DARPA in search of universal translator tech
In their military, diplomatic and heath care roles, U.S. government representatives frequently encounter low-resource languages, which often are less-studied, less-privileged or spoken by small numbers of people such as Inuit or Sindhi.
For many such languages, no available automated language technology exists. Translation resources are expensive and tend to be focused on the most popular languages. But for more than 7,000 languages in the world, military, diplomats and health workers need a way to quickly and inexpensively communicate.
The Defense Advanced Research Projects Agency hopes to address that challenge with its Low Resource Languages for Emergent Incidents (LORELEI) program, which aims to advance computational linguistics and language technology for low-resource languages.
According to a notice in FedBizOpps, DARPA wants to develop language technology that leverages universal language principles instead of relying on huge, manually-translated, transcribed or annotated texts. It also aims to deliver situational awareness for the low-resource foreign language sources as soon as 24 hours after a new language requirement emerges.
While LORELEI technologies may include partial or fully automated speech recognition and/or machine translation, the overall goal is not to be translating foreign languages into English. Instead, the systems would provide situational awareness by identifying elements of information in foreign language and English sources, such as topics, names, events, sentiment and relationships.

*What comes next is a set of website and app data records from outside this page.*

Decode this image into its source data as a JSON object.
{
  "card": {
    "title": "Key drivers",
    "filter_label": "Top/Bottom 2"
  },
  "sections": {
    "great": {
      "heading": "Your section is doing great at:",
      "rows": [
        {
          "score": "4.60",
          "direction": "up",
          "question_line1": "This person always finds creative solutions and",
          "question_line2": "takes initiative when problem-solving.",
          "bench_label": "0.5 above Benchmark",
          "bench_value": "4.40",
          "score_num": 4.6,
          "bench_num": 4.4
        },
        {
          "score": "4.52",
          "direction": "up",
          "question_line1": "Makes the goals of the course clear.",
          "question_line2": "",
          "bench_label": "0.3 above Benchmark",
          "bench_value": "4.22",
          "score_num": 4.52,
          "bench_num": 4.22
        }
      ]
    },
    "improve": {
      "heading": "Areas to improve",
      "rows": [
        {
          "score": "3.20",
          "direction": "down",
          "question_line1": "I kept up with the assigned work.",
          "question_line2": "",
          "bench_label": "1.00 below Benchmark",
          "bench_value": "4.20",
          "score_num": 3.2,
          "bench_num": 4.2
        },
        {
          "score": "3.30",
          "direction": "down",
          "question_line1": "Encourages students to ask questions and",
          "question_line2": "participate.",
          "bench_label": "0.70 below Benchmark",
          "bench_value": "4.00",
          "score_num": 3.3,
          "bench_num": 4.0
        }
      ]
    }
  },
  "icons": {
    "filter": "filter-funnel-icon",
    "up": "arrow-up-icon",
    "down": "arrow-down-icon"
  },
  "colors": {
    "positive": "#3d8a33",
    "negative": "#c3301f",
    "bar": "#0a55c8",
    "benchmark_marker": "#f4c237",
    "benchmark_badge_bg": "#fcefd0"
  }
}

DARPA is holding a proposer’s day on Nov. 13 to provide information to potential responders to the anticipated LORELEI broad agency announcement.
Posted by GCN Staff on Oct 29, 2014 at 10:11 AM